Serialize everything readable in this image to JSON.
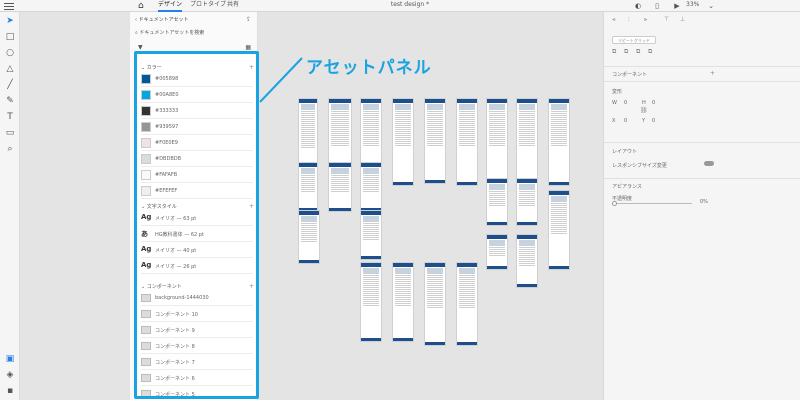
{
  "topbar": {
    "tabs": [
      {
        "label": "デザイン",
        "active": true
      },
      {
        "label": "プロトタイプ",
        "active": false
      },
      {
        "label": "共有",
        "active": false
      }
    ],
    "doc_title": "test design *",
    "zoom": "33%"
  },
  "assets": {
    "back_label": "ドキュメントアセット",
    "search_placeholder": "ドキュメントアセットを検索",
    "colors_heading": "カラー",
    "colors": [
      {
        "hex": "#005898",
        "label": "#005898"
      },
      {
        "hex": "#00A8E0",
        "label": "#00A8E0"
      },
      {
        "hex": "#333333",
        "label": "#333333"
      },
      {
        "hex": "#939597",
        "label": "#939597"
      },
      {
        "hex": "#F0E0E9",
        "label": "#F0E0E9"
      },
      {
        "hex": "#DBDBDB",
        "label": "#DBDBDB"
      },
      {
        "hex": "#FAFAFB",
        "label": "#FAFAFB"
      },
      {
        "hex": "#EFEFEF",
        "label": "#EFEFEF"
      }
    ],
    "char_styles_heading": "文字スタイル",
    "char_styles": [
      {
        "glyph": "Ag",
        "label": "メイリオ — 63 pt"
      },
      {
        "glyph": "あ",
        "label": "HG教科書体 — 62 pt"
      },
      {
        "glyph": "Ag",
        "label": "メイリオ — 40 pt"
      },
      {
        "glyph": "Ag",
        "label": "メイリオ — 26 pt"
      }
    ],
    "components_heading": "コンポーネント",
    "components": [
      "background-1444030",
      "コンポーネント 10",
      "コンポーネント 9",
      "コンポーネント 8",
      "コンポーネント 7",
      "コンポーネント 6",
      "コンポーネント 5"
    ]
  },
  "callout": "アセットパネル",
  "props": {
    "repeat_grid": "リピートグリッド",
    "component": "コンポーネント",
    "transform": "変形",
    "w_label": "W",
    "w_value": "0",
    "h_label": "H",
    "h_value": "0",
    "x_label": "X",
    "x_value": "0",
    "y_label": "Y",
    "y_value": "0",
    "layout": "レイアウト",
    "responsive_resize": "レスポンシブサイズ変更",
    "appearance": "アピアランス",
    "opacity_label": "不透明度",
    "opacity_value": "0%"
  }
}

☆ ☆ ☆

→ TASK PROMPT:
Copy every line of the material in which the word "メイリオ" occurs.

→ SOLVED PROBLEM:
        "label": "メイリオ — 63 pt"
        "label": "メイリオ — 40 pt"
        "label": "メイリオ — 26 pt"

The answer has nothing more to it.